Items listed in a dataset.
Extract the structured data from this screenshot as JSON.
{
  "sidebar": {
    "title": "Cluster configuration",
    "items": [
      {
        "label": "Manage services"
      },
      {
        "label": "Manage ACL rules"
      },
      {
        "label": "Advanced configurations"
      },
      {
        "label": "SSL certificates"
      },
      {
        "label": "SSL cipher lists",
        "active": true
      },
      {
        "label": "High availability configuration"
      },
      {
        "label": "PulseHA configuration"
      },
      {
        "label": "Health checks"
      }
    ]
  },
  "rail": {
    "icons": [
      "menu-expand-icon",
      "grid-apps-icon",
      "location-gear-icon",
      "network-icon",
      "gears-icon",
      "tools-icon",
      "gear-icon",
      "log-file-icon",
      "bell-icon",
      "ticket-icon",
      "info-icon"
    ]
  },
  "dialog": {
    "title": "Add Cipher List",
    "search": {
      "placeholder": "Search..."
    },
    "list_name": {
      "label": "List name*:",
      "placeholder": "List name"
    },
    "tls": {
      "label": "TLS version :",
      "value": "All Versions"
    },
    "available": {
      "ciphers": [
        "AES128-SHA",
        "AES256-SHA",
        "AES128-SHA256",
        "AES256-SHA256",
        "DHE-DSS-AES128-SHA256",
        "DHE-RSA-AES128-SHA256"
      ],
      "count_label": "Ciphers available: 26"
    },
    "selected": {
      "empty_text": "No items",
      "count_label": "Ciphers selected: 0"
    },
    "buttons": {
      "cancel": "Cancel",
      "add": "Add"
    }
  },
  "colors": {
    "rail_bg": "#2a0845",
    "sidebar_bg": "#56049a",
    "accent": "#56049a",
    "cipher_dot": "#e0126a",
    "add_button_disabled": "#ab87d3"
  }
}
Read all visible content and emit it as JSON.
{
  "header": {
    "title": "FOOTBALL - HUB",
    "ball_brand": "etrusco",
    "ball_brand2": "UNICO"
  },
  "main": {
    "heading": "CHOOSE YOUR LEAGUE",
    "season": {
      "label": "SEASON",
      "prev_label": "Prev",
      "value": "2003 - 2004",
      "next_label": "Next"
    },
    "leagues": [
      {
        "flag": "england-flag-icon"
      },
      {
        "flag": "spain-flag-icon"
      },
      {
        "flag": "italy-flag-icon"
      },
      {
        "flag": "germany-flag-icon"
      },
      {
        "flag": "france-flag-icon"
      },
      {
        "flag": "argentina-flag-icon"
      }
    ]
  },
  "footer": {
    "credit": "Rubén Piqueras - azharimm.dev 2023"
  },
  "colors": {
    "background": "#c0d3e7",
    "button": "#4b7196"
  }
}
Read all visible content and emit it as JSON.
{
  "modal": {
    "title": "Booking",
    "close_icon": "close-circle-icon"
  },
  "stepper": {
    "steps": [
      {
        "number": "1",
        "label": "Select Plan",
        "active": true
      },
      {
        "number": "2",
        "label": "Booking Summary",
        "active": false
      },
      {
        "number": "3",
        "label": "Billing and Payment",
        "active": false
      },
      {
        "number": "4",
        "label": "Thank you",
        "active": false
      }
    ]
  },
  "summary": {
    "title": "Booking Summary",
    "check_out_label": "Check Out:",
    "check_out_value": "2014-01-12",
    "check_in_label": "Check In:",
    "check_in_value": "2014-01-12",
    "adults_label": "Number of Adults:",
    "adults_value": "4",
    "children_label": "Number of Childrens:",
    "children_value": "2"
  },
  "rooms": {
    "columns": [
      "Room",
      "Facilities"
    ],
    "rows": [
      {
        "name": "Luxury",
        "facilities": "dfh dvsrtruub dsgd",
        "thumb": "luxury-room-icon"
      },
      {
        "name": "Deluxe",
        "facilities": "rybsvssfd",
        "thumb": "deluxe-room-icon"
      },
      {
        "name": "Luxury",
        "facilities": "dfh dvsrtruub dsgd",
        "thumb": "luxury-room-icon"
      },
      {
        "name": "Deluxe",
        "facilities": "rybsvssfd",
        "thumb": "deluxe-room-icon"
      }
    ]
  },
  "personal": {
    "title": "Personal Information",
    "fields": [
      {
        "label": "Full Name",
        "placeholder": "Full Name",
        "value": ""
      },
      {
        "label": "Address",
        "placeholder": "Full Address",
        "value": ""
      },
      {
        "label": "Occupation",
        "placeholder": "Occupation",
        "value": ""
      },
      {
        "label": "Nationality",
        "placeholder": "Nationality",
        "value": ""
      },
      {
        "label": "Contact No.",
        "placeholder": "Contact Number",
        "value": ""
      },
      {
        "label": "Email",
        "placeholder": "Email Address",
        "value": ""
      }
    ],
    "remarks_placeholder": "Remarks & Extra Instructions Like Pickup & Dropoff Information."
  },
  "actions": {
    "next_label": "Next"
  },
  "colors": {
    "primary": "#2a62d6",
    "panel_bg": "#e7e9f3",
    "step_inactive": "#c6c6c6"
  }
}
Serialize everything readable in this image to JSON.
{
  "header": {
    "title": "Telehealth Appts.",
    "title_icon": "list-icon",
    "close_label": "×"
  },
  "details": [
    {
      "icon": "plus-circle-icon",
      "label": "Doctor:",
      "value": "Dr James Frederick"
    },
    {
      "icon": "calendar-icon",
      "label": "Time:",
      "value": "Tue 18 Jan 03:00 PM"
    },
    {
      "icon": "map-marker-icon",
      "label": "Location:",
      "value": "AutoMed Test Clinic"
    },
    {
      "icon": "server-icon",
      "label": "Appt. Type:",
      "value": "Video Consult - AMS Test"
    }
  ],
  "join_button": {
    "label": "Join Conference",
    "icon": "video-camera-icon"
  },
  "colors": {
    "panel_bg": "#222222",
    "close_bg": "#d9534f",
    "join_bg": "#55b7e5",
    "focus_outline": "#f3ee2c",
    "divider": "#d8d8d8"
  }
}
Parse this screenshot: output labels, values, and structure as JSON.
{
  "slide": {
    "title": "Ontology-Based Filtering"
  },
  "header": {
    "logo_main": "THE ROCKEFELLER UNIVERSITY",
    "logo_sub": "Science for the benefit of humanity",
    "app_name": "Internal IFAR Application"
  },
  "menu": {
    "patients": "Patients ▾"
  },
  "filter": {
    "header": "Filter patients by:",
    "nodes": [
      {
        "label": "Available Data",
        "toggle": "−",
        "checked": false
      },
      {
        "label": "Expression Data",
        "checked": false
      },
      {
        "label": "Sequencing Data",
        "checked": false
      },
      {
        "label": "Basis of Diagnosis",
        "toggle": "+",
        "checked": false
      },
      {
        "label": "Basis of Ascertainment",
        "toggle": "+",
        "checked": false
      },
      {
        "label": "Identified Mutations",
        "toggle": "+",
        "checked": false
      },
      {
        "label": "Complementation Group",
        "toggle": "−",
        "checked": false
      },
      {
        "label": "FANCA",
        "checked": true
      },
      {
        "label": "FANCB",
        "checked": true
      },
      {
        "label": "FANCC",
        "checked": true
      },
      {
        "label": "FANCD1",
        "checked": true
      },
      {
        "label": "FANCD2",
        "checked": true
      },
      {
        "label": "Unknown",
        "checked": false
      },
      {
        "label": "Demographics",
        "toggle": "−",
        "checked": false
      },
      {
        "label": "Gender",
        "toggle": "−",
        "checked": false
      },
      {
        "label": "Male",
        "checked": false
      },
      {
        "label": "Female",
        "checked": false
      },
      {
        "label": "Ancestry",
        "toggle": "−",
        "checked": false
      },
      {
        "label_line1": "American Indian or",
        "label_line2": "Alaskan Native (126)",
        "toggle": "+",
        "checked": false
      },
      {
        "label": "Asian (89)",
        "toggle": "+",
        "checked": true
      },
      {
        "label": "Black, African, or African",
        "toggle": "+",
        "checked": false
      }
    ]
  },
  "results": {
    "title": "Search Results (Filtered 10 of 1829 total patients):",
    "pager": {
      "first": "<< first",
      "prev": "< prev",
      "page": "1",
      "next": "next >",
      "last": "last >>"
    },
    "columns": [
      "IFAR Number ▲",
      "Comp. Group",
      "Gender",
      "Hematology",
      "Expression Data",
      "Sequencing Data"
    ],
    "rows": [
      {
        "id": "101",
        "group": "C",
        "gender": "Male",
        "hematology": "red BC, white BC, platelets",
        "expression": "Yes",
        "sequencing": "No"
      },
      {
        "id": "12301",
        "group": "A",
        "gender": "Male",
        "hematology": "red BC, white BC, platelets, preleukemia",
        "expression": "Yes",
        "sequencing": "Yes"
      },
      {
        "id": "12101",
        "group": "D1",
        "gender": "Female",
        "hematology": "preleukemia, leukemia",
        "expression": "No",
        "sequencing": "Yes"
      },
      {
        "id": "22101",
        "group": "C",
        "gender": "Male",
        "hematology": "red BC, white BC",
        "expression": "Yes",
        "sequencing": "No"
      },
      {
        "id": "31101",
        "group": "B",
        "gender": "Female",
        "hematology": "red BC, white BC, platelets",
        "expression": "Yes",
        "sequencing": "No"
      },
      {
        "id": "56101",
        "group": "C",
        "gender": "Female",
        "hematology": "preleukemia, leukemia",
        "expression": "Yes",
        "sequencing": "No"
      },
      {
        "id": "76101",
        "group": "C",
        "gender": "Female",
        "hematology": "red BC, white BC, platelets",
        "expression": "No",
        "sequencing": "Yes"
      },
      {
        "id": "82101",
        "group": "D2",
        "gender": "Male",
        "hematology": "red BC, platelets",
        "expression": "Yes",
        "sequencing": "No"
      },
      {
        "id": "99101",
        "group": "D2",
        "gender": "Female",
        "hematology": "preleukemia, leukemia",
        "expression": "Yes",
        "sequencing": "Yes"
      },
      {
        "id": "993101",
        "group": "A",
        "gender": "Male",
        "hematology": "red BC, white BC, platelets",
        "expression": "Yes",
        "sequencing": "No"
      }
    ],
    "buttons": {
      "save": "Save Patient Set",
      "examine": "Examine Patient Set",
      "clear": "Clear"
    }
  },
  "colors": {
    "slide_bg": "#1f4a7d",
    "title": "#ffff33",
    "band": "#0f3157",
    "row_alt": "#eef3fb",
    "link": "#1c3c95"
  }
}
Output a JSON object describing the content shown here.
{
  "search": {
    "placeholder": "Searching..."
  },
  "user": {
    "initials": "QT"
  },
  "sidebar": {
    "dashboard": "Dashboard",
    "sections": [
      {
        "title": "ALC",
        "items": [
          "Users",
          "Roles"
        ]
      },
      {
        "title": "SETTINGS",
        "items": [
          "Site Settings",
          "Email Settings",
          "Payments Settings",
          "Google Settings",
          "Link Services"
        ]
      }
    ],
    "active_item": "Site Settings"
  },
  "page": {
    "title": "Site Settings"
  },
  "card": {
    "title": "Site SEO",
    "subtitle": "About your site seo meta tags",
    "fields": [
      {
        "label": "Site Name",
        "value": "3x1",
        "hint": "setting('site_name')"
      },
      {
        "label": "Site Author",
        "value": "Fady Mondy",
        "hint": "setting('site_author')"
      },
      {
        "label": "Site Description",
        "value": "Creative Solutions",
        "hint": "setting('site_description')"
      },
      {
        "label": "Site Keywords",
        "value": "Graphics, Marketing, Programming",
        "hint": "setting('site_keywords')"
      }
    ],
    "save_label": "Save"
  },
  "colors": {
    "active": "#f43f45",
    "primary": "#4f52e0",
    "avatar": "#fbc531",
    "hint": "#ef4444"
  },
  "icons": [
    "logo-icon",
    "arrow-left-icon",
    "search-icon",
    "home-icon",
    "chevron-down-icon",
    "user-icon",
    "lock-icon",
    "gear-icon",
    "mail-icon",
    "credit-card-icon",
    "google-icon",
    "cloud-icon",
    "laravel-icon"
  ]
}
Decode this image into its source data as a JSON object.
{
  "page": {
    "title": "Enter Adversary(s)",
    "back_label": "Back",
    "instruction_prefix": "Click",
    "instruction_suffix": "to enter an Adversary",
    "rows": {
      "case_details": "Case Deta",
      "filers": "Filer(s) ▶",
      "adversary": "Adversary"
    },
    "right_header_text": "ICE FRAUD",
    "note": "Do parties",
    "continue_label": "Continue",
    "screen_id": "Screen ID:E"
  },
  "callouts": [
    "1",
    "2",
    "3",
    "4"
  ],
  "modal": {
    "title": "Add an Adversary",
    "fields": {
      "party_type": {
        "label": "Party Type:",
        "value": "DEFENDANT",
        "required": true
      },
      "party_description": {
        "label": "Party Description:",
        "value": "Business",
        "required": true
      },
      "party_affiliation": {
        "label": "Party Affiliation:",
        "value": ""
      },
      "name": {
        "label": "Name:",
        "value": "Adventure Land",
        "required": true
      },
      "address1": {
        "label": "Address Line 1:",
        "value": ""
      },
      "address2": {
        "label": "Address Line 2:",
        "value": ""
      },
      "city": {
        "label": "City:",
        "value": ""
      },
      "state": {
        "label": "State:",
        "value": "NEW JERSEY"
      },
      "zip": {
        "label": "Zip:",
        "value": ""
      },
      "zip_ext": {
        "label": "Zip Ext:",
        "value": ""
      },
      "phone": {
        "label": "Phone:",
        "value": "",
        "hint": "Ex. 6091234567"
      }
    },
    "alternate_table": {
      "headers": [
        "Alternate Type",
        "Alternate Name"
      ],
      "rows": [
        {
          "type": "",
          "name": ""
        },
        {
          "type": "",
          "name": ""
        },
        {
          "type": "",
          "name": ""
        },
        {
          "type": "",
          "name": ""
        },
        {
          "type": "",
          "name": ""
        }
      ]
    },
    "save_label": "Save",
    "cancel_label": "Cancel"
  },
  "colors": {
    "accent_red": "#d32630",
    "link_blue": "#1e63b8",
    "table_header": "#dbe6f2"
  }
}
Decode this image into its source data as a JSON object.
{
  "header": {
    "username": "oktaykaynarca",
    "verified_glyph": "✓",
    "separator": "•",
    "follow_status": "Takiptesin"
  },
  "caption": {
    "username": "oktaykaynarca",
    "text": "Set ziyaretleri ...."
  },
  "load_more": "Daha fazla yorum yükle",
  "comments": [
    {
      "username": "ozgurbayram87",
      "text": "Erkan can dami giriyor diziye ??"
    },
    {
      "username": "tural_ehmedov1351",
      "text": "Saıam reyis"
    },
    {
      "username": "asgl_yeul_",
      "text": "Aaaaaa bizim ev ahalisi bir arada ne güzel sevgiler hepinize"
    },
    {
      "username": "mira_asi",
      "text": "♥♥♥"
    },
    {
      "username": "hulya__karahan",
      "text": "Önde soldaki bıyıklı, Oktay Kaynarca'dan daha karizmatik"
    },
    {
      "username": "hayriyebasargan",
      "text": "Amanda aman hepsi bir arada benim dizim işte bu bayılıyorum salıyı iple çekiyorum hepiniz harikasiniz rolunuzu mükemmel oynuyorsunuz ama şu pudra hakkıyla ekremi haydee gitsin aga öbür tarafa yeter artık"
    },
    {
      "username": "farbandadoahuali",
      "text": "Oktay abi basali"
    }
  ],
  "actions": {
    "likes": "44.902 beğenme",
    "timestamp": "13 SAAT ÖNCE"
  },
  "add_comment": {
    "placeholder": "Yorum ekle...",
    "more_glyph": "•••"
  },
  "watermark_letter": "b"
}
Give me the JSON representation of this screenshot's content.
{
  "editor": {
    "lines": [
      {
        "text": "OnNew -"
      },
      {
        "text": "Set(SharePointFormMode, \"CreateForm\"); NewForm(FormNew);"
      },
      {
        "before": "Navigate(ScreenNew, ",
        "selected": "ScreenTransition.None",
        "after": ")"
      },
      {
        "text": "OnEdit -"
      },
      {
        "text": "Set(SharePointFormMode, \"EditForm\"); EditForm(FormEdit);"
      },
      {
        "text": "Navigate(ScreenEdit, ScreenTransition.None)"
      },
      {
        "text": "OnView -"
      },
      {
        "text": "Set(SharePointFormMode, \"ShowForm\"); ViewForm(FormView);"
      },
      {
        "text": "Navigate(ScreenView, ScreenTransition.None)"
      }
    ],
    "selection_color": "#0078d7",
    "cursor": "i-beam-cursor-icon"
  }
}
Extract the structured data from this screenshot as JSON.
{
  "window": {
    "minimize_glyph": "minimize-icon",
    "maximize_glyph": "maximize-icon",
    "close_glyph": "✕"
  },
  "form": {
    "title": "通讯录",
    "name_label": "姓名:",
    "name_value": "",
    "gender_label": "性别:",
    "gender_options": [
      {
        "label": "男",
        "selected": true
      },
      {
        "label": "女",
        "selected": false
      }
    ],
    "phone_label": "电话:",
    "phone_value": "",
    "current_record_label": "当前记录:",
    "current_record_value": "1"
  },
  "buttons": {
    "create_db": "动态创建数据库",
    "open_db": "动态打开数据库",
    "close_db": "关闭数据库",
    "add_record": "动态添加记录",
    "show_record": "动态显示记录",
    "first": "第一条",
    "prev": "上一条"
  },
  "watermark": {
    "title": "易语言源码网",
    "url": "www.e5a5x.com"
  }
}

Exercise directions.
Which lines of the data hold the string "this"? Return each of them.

Task result.
Extract the structured data from this screenshot as JSON.
Serialize everything readable in this image to JSON.
Parse this screenshot: output labels, values, and structure as JSON.
Decode this image into its source data as a JSON object.
Decode this image into its source data as a JSON object.
Give me the JSON representation of this screenshot's content.
Extract the structured data from this screenshot as JSON.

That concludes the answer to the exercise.